Professor Dr. Teksen Camlibel explains the effects of Polycystic Ovarian Syndrome

Professor Dr. Teksen Camlibel explains the effects of Polycystic Ovarian Syndrome

Gynaecologist at Jinemed Health Centers

Professor Dr. Teksen Camlibel:

In women, the hypothalamus in the brain secretes follicle-stimulating hormones (FSH) and luteinizing hormones (LH), crucial for normal ovarian function and ovulation. FSH facilitates oocyte development, while LH aids in their maturation and release for potential pregnancy. Typically, FSH is secreted in higher quantities than LH.

When LH levels surpass FSH levels, oocytes in the ovaries fail to crack. This leads to the accumulation of uncracked oocytes, observed as polycystic ovaries through ultrasound, with numerous small oocytes filling the ovary. This condition, known as polycystic ovary syndrome (PCOS), often manifests in girls with congenital hormonal imbalances, resulting in irregular menstruation, acne, oily skin, and increased hair growth. These individuals may be slightly overweight and experience symptoms like puberty acne and hair loss more frequently due to elevated testosterone secretion.
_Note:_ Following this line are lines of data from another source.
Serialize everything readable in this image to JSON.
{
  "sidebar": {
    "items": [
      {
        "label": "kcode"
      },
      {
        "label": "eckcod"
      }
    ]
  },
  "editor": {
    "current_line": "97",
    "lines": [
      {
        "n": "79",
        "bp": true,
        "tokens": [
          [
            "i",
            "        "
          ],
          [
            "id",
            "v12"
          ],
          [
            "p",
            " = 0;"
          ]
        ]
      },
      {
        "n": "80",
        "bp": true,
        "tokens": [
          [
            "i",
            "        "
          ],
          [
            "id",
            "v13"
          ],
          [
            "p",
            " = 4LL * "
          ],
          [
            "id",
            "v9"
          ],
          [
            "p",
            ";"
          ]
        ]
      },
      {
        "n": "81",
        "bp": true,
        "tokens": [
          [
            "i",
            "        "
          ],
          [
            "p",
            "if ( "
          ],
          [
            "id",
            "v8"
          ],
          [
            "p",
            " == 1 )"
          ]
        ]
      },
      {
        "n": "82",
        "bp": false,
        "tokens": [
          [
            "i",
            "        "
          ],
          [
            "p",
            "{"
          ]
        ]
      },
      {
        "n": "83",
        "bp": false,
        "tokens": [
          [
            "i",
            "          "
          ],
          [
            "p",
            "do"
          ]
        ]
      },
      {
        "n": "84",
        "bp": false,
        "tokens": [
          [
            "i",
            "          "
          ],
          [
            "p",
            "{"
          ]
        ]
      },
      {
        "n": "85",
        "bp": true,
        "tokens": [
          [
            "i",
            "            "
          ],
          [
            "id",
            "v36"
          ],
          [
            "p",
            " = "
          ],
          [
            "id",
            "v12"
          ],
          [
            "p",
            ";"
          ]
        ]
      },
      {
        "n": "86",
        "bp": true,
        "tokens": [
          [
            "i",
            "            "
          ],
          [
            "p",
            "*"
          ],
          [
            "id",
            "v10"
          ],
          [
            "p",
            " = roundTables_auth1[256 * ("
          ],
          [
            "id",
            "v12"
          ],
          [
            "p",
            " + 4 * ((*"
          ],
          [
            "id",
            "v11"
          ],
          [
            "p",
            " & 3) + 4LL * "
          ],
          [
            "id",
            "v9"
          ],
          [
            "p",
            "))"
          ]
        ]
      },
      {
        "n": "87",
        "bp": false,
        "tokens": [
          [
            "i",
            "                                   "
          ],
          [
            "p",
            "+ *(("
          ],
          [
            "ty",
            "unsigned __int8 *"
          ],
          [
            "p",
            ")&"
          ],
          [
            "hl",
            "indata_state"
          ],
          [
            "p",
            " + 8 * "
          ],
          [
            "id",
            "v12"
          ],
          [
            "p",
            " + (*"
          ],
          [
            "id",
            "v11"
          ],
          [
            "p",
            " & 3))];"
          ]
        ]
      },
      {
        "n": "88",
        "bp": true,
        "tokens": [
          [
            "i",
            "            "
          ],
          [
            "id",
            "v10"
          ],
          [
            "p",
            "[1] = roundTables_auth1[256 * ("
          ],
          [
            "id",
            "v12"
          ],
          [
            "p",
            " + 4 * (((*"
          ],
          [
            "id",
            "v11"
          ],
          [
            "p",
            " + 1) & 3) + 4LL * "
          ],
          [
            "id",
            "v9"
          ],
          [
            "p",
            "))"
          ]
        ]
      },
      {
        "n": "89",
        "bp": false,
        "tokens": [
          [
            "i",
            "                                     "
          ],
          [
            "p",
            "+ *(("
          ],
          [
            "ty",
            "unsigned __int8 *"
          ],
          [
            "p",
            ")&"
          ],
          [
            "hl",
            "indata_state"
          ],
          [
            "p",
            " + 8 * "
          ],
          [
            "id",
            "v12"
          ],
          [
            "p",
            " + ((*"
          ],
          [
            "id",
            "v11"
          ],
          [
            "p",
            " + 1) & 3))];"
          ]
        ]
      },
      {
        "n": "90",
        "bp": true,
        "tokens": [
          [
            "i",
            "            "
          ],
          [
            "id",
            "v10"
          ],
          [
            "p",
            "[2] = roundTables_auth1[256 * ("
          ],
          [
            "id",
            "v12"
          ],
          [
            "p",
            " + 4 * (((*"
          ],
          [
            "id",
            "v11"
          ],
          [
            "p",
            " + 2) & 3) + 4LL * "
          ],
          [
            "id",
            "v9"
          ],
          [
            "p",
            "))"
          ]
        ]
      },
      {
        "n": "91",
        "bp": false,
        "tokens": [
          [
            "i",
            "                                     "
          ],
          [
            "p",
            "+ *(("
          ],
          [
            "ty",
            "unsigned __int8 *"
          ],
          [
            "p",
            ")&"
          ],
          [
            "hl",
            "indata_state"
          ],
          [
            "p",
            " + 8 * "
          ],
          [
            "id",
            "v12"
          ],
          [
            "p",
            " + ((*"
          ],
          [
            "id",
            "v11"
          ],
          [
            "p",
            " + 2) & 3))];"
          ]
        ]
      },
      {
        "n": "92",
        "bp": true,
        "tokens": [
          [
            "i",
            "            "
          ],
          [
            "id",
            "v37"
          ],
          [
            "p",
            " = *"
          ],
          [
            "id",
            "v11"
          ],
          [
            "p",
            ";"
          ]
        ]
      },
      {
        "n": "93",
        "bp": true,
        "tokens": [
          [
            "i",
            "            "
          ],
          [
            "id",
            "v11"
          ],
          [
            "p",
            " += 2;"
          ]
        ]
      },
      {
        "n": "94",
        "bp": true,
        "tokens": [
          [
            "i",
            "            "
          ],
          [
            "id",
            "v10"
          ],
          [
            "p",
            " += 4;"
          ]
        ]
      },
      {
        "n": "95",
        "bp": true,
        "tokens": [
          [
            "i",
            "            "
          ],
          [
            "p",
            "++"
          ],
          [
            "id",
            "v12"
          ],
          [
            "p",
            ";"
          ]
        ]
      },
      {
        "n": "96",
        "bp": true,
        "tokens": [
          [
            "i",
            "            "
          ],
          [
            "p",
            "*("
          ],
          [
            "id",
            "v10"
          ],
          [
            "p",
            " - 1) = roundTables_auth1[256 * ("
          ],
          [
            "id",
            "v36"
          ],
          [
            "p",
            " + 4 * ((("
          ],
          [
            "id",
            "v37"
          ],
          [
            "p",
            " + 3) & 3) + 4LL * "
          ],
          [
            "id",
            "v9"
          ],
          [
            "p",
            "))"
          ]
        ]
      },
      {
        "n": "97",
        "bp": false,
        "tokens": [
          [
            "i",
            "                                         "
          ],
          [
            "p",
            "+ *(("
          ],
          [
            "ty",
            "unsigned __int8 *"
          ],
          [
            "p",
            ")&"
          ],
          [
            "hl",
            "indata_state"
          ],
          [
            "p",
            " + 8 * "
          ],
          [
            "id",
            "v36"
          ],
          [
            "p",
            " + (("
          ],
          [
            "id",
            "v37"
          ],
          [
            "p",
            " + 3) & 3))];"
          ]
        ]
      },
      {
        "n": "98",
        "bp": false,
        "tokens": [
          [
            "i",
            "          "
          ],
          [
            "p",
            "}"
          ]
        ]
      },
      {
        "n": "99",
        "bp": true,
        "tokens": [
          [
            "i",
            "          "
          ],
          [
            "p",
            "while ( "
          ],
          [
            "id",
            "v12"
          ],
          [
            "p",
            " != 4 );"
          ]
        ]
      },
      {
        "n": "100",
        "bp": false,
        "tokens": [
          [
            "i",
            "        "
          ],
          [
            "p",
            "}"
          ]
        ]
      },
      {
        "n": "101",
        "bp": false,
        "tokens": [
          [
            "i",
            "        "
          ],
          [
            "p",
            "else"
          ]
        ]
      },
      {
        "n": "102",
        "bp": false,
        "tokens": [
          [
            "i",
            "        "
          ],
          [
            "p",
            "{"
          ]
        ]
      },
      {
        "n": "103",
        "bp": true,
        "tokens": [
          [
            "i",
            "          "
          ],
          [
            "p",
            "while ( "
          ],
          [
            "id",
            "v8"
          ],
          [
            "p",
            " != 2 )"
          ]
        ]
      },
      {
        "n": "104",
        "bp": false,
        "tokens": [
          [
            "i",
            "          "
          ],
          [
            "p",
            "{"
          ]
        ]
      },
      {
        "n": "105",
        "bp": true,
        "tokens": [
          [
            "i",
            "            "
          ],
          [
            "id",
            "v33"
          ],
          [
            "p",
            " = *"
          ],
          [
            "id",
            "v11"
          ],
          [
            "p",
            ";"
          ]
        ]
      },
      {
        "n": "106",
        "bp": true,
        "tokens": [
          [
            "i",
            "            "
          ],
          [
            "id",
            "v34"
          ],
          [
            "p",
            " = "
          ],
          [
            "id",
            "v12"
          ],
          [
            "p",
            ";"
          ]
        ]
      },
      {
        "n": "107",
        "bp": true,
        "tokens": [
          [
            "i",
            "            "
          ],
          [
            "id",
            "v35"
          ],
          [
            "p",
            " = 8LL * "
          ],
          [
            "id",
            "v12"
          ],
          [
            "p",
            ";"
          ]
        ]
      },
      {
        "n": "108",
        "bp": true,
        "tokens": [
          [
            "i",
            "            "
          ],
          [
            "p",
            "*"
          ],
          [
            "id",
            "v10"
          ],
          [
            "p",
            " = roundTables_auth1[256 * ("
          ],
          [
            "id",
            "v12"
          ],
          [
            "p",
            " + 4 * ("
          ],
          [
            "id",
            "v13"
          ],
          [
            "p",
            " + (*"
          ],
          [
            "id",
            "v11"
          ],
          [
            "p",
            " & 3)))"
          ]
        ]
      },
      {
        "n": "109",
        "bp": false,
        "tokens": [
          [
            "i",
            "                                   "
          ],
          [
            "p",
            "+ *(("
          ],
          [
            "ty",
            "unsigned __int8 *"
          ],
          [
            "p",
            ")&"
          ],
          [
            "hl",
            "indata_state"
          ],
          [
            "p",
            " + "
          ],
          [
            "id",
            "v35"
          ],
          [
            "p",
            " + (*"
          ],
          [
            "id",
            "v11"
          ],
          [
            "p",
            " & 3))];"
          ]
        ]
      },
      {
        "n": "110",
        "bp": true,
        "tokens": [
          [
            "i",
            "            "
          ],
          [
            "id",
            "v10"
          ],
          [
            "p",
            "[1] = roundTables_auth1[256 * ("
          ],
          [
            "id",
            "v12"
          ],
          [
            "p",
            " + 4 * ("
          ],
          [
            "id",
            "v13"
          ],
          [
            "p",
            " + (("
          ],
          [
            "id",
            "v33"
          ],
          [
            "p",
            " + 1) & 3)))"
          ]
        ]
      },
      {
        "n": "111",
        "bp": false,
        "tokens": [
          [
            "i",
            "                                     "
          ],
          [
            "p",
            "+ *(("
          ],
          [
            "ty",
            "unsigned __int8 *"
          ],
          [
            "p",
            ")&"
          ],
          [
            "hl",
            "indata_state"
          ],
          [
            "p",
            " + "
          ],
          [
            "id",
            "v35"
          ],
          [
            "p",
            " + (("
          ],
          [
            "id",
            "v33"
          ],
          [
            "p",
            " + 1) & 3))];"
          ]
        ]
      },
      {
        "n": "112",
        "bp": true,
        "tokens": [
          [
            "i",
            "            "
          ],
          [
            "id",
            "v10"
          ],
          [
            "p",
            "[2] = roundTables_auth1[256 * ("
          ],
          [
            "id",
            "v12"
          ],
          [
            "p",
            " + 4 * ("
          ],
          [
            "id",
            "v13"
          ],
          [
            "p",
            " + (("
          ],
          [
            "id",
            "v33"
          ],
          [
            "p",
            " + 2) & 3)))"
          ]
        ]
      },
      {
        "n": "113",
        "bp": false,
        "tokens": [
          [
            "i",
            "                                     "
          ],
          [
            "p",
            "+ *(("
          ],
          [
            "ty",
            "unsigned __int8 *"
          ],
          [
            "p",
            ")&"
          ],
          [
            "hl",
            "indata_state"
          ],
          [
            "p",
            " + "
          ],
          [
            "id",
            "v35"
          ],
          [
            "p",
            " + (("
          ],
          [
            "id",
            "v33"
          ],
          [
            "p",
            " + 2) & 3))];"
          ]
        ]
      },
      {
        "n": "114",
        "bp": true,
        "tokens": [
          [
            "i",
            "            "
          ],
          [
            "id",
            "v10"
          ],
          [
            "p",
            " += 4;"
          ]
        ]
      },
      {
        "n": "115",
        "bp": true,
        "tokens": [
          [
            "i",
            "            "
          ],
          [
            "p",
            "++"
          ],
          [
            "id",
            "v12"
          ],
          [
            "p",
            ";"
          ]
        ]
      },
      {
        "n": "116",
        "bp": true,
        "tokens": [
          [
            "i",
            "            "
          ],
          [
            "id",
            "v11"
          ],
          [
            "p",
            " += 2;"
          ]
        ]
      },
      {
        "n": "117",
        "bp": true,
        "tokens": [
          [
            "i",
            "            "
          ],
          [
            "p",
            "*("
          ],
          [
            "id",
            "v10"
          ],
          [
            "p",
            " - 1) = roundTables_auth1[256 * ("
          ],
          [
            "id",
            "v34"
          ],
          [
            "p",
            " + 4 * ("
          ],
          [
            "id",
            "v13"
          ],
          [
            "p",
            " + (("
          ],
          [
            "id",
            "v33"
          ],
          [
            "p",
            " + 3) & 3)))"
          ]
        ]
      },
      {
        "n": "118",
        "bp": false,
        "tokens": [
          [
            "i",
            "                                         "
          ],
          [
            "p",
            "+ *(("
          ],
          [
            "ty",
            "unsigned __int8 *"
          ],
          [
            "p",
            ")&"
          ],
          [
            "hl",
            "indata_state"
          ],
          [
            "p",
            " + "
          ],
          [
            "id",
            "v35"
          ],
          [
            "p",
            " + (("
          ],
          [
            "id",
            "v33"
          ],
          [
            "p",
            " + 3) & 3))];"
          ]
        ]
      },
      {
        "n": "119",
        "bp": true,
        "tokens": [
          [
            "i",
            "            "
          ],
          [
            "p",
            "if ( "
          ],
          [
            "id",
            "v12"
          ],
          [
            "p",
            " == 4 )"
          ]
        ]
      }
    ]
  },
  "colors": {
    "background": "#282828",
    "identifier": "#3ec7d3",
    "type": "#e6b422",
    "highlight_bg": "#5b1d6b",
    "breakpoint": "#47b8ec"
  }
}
Recommendations include medication for menstrual regulation, weight management, and specific contraceptives to address hair-related concerns. PCOS is linked to diabetes, with both conditions sharing the same chromosome, suggesting an interconnected relationship. Individuals with PCOS face a higher risk of diabetes, cardiovascular diseases, high blood pressure, and high cholesterol throughout their lives, with a familial predisposition.

PCOS is not merely a hormonal issue but an internal disease with potential life implications. Regular check-ups, including tests for diabetes and cholesterol, are advised, especially considering the associated risks. Treatment may be necessary for those planning marriage or pregnancy due to irregular ovulation. Medications prescribed for diabetes may regulate menstruation and induce ovulation. However, PCOS patients may respond severely to medications, leading to complications like ovarian hyperstimulation.

Specialist physicians should oversee the treatment of PCOS to enhance the chances of successful outcomes, including pregnancy. Quality issues with cracked oocytes may affect fertility treatments like in vitro fertilization (IVF), potentially resulting in lower success rates for PCOS patients. Laparoscopic ovarian drilling, a surgical method, is employed, involving heat application to induce natural ovulation and menstrual regularity.

After pregnancy, PCOS patients may require specific contraceptives for skin health and menstrual regulation between deliveries. Continued medication for menstruation regulation might be necessary even after 40 years of age, as PCOS persists. Untreated PCOS patients, who menstruate irregularly, face a higher risk of endometrial cancer due to an imbalance in protective hormones.

Regular examinations for cholesterol, high blood pressure, and cardiovascular diseases are essential for long-term health. Daughters of PCOS patients should start conscious diagnoses, follow-ups, and treatments at an early age due to potential hereditary risks.

With PCOS being observed in 10 to 20 percent of society, gynecologists easily recognize and treat it. Young girls experiencing irregular menstruation, acne, oily skin, and increased hair growth are advised to consult gynecologists promptly for diagnosis and treatment. PCOS patients need interdisciplinary follow-ups by gynecologists and internists throughout adolescence, pregnancy, and pre-and post-menopause periods. With proper follow-ups and treatments, individuals with PCOS can lead healthy lives like their counterparts.